Who is responsible for pest control? What is the responsibility of a landlord? Can a tenant alter or add to a property without the landlord consent?
Generally, the landlord is responsible but if a landlord can prove the tenant caused the infestation the tenant would be responsible. Landlords aren’t always obligated to cover the cost of pest control. There are times where negligence on the part of the tenant may lead to cases of pest infestation. These may arise due to garbage kept for too long in the house.
This is a recipe for pest infestation. Under such circumstances, the pest control technician visits for inspection. Some states require all landlords to keep the unit pest-free , some don’t, and some cover particular types of pests. If pest problems are not dealt with in a timely manner, depending on the state, tenants may have multiple options for recourse, such as withholding rent or terminating the lease. Responsibility for Pests and Pest.
If an infestation has already occurre the landlord is responsible for paying a pest control service. The tenant is responsible for informing the landlord of any of these problems. Anything that will cause structural damage or damage to the tenants will need to be treated for. However, the law says that this is for ordinary tenants. Unless explicitly stated in the rental agreement of a residential property, the onus falls on both the tenant and landlord to deal with any pest control issues that may arise.
Depending on where you live, pests and vermin may become an issue for your property. The most common creepy crawlies are: cockroaches, ants, rats, mice and wasps. In particularly unpleasant circumstances, unwanted tenants may also include: spiders, snakes, termites and possums.

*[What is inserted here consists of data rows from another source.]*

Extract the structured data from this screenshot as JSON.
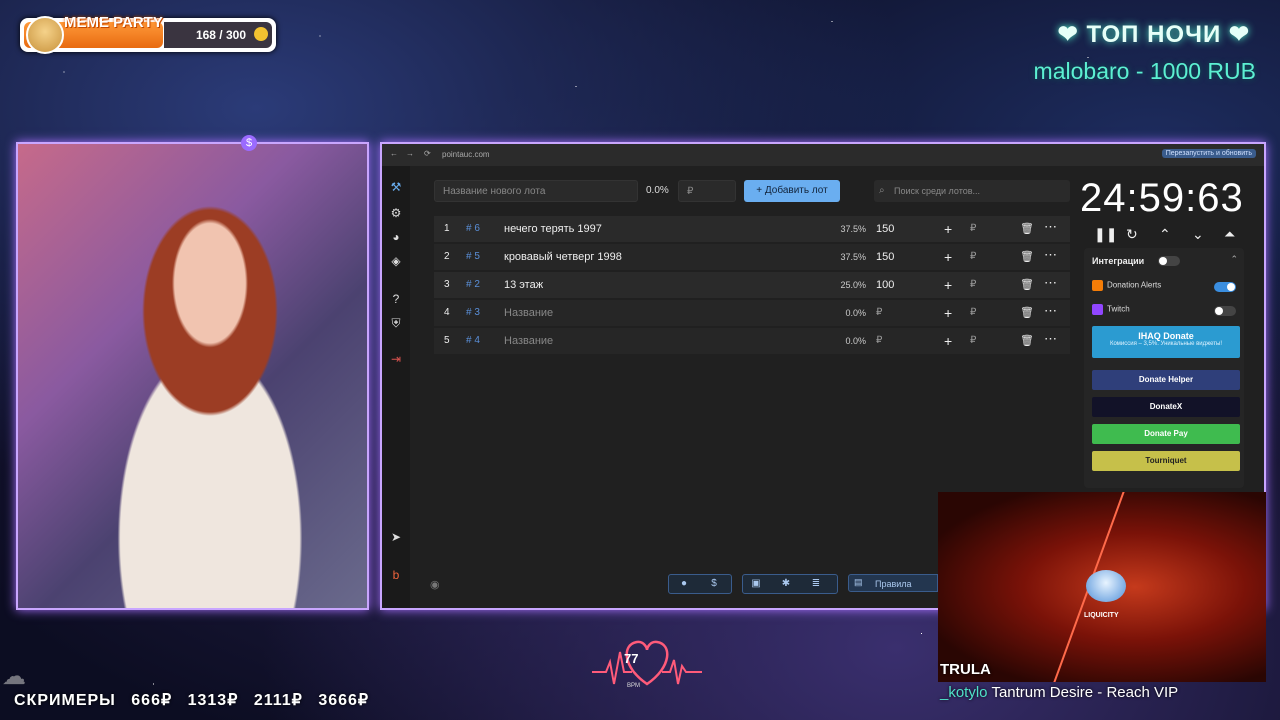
{
  "meme_party": {
    "title": "MEME PARTY",
    "count": "168 / 300",
    "progress": 0.56
  },
  "top_night": {
    "title": "❤ ТОП НОЧИ ❤",
    "donor": "malobaro - 1000 RUB"
  },
  "browser": {
    "url": "pointauc.com",
    "restart_label": "Перезапустить и обновить"
  },
  "auction": {
    "new_lot_placeholder": "Название нового лота",
    "new_lot_percent": "0.0%",
    "amount_placeholder": "₽",
    "add_button": "Добавить лот",
    "search_placeholder": "Поиск среди лотов...",
    "lots": [
      {
        "num": "1",
        "id": "# 6",
        "name": "нечего терять 1997",
        "percent": "37.5%",
        "amount": "150",
        "currency": "₽"
      },
      {
        "num": "2",
        "id": "# 5",
        "name": "кровавый четверг 1998",
        "percent": "37.5%",
        "amount": "150",
        "currency": "₽"
      },
      {
        "num": "3",
        "id": "# 2",
        "name": "13 этаж",
        "percent": "25.0%",
        "amount": "100",
        "currency": "₽"
      },
      {
        "num": "4",
        "id": "# 3",
        "name": "Название",
        "percent": "0.0%",
        "amount": "₽",
        "currency": "₽"
      },
      {
        "num": "5",
        "id": "# 4",
        "name": "Название",
        "percent": "0.0%",
        "amount": "₽",
        "currency": "₽"
      }
    ],
    "rules_label": "Правила"
  },
  "timer": {
    "value": "24:59:63"
  },
  "integrations": {
    "title": "Интеграции",
    "donation_alerts": "Donation Alerts",
    "twitch": "Twitch",
    "ihaq_title": "IHAQ Donate",
    "ihaq_sub": "Комиссия – 3,5%. Уникальные виджеты!",
    "donate_helper": "Donate Helper",
    "donatex": "DonateX",
    "donate_pay": "Donate Pay",
    "tourniquet": "Tourniquet",
    "colors": {
      "ihaq": "#2b9bd1",
      "helper": "#2f3f7a",
      "donatex": "#121228",
      "donatepay": "#3fbb4f",
      "tourniquet": "#c6c04a"
    }
  },
  "music": {
    "logo": "LIQUICITY",
    "artist": "TRULA",
    "requester": "_kotylo",
    "track": "Tantrum Desire - Reach VIP"
  },
  "bpm": {
    "value": "77",
    "label": "BPM"
  },
  "screamers": {
    "title": "СКРИМЕРЫ",
    "tiers": [
      "666₽",
      "1313₽",
      "2111₽",
      "3666₽"
    ]
  },
  "icons": [
    "gavel-icon",
    "gear-icon",
    "pie-chart-icon",
    "layers-icon",
    "help-icon",
    "shield-icon",
    "logout-icon",
    "telegram-icon",
    "boosty-icon",
    "github-icon",
    "dollar-icon",
    "eye-icon"
  ]
}
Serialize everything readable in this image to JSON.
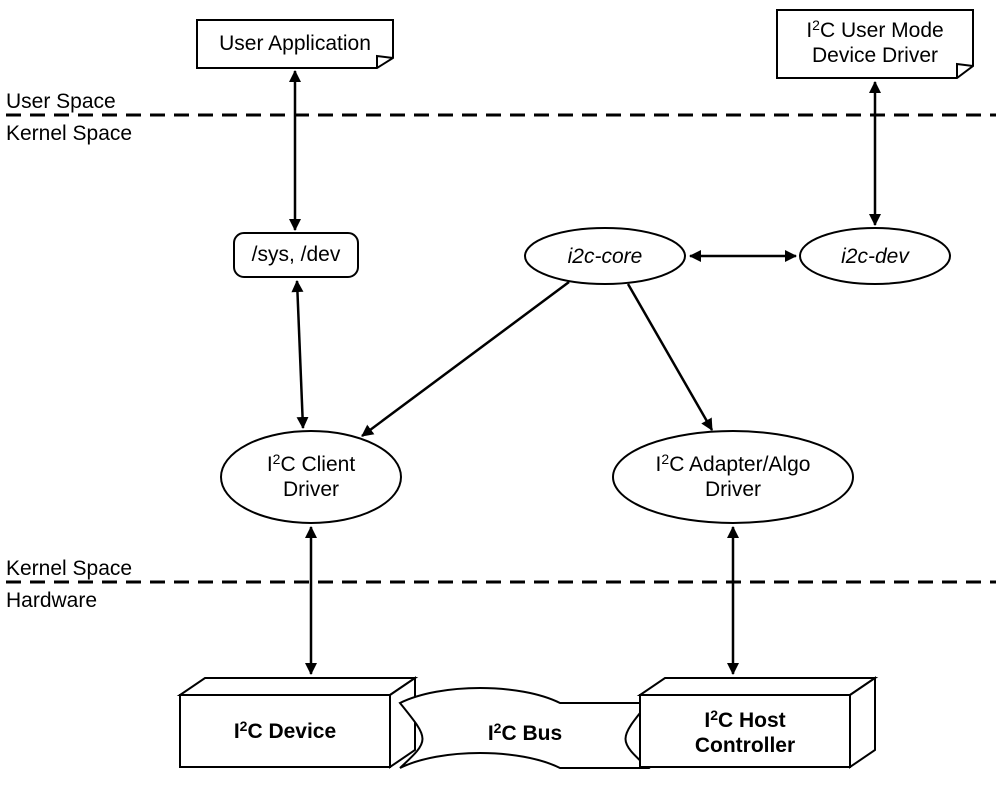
{
  "labels": {
    "user_space": "User Space",
    "kernel_space": "Kernel Space",
    "hardware": "Hardware"
  },
  "nodes": {
    "user_app": "User Application",
    "user_mode_driver_l1": "I²C User Mode",
    "user_mode_driver_l2": "Device Driver",
    "sys_dev": "/sys, /dev",
    "i2c_core": "i2c-core",
    "i2c_dev": "i2c-dev",
    "client_driver_l1": "I²C Client",
    "client_driver_l2": "Driver",
    "adapter_driver_l1": "I²C Adapter/Algo",
    "adapter_driver_l2": "Driver",
    "device": "I²C Device",
    "bus": "I²C Bus",
    "host_l1": "I²C Host",
    "host_l2": "Controller"
  }
}
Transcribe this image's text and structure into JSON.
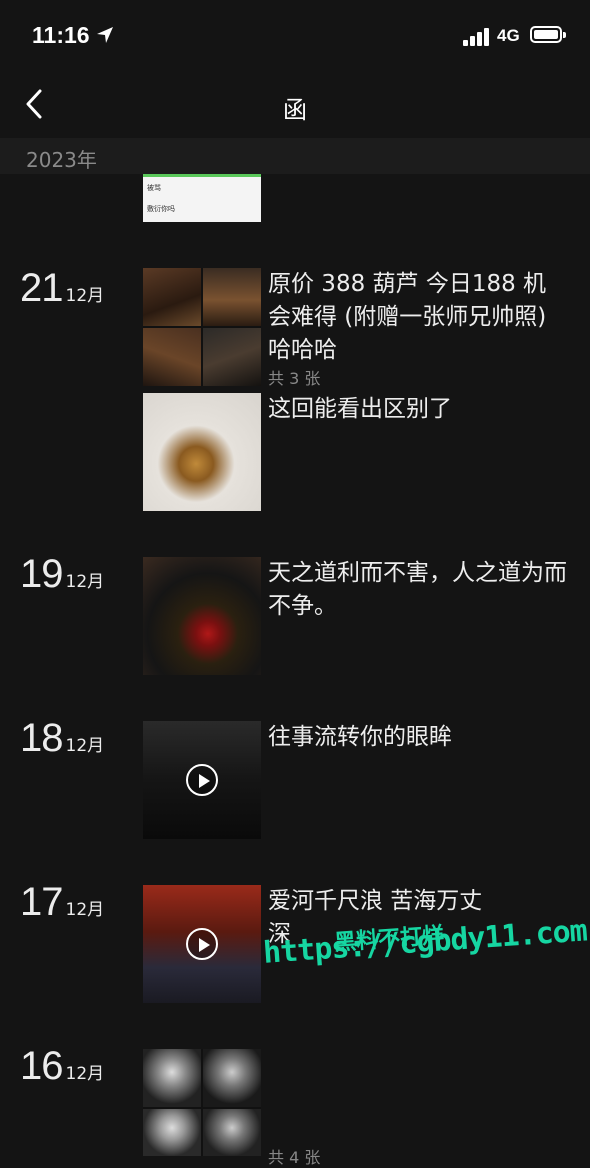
{
  "status_bar": {
    "time": "11:16",
    "network": "4G"
  },
  "nav": {
    "title": "函"
  },
  "year_label": "2023年",
  "preview_texts": [
    "被骂",
    "敷衍你吗"
  ],
  "entries": [
    {
      "day": "21",
      "month": "12月",
      "posts": [
        {
          "text": "原价 388 葫芦 今日188 机会难得 (附赠一张师兄帅照) 哈哈哈",
          "count": "共 3 张"
        },
        {
          "text": "这回能看出区别了"
        }
      ]
    },
    {
      "day": "19",
      "month": "12月",
      "posts": [
        {
          "text": "天之道利而不害，人之道为而不争。"
        }
      ]
    },
    {
      "day": "18",
      "month": "12月",
      "posts": [
        {
          "text": "往事流转你的眼眸"
        }
      ]
    },
    {
      "day": "17",
      "month": "12月",
      "posts": [
        {
          "text": "爱河千尺浪 苦海万丈深"
        }
      ]
    },
    {
      "day": "16",
      "month": "12月",
      "posts": [
        {
          "count": "共 4 张"
        }
      ]
    }
  ],
  "watermark": {
    "line1": "黑料不打烊",
    "line2": "https://cgbdy11.com"
  }
}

See full list on realestate.
If you are having a problem with an infestation or outbreak, your first port of call is your tenancy agreement (lease). In some cases, the lease will clearly define whose responsibility a pest issue is. Before signing a lease, a tenant should inspect the property, andhave a clause put into the agreement to protect themselves if they suspect there is a problem. Generally, as a tenant , you are required to take steps to make sure an infestation does not occur.
It is recommended you store food properly, clear cobwebs, set mouse traps, and use sprays and baits. If your landlord expects you to deal with the issue, consult your state tenant authority first for advice. Be wary of calling in an exterminator before speaking with the owner, as they may refuse to reimburse the expense later on.
Remember, too, that, if you aremoving out, you are required to take the necessary steps to remove all creep crawlies. Common pest scenarios tenants are responsible for include: 1. If you own a property and you know there are ongoing pest issues, the onus is on you to protect the premises and the tenant. The best safeguard is to have the rental inspected and any pests eradicated before the property is rented.
Doing so will mean you are less likely to be held responsible if a pest infestation does later occur. It is also important to consider adding pest clauses into your lease agreement if your renter has pets, to ensure fumigation at the end of the contract. If your pest problem requires costly action or descends into a bitter dispute, it can be difficult to fix, regardless of whether you rent or own. Negotiation is the first step to find an outcome that suits all parties.
During the early stages, action can often be taken to tackle the issue without bringing in the experts. So, in summary, when it comes to the pest issue, tenants should take care of the property and landlords shouldensure a rental is pest-free before they rent it out. It’s worth noting, too, that, pest control is a normal part of renting and should be addressed quickly to avoid outbreaks, regardless of who discovers the problem.
Florida has warm weather most of the year. People live in this state to avoid the cold winter months. Bugs, reptiles, rodents, you name it. When any maintenance or repairs are needed tenants must ask the landlord to fix the problem and can use a request for repairs (24 KB PDF) form.
Once advised of the problem landlords have an obligation to fix it within a reasonable time frame. The rental contract should be reviewed thoroughly and the landlord should be asked about pest control if. It is believed that pest control falls under the general responsibility of both tenants and landlords to maintain the premises in a state of reasonable repair, safety and cleanliness. Many cases have gone before a tribunal where the interpretation of the tenancy legislation has led to judgement.
Ultimately, pest control depends on the severity of the issue and whether the tenant may have caused the infestation. Minor short-term issues are best handled by tenants. If they reported the problem and no steps were taken to fix it, then legal action becomes an option. Pest control responsibilities for landlords.
All landlords have to keep the rental property habitable for its renters. Most pest infestations affect the living conditions in the rental unit. A roach infestation not caused by the tenant jeopardizes acceptable livable conditions. Thus, the property owner must resolve the problem quickly as required by law.
That includes arranging and paying for professional pest control if. California law requires landlords to keep their rental properties in livable condition. Unless a tenant ’s behavior leads to a pest infestation, the landlord is responsible for pest control. Remember, pest infestations can blow up pretty quickly, becoming harder to control the longer it takes to sort out the problem.
With the legal responsible to keep the place fit for living in, landlords can soon become in breach of contract if there are critters roaming the place. Pests bring with them the potential to spread bacteria and diseases, to nibble at electrics, piping or even to nibble the tenants !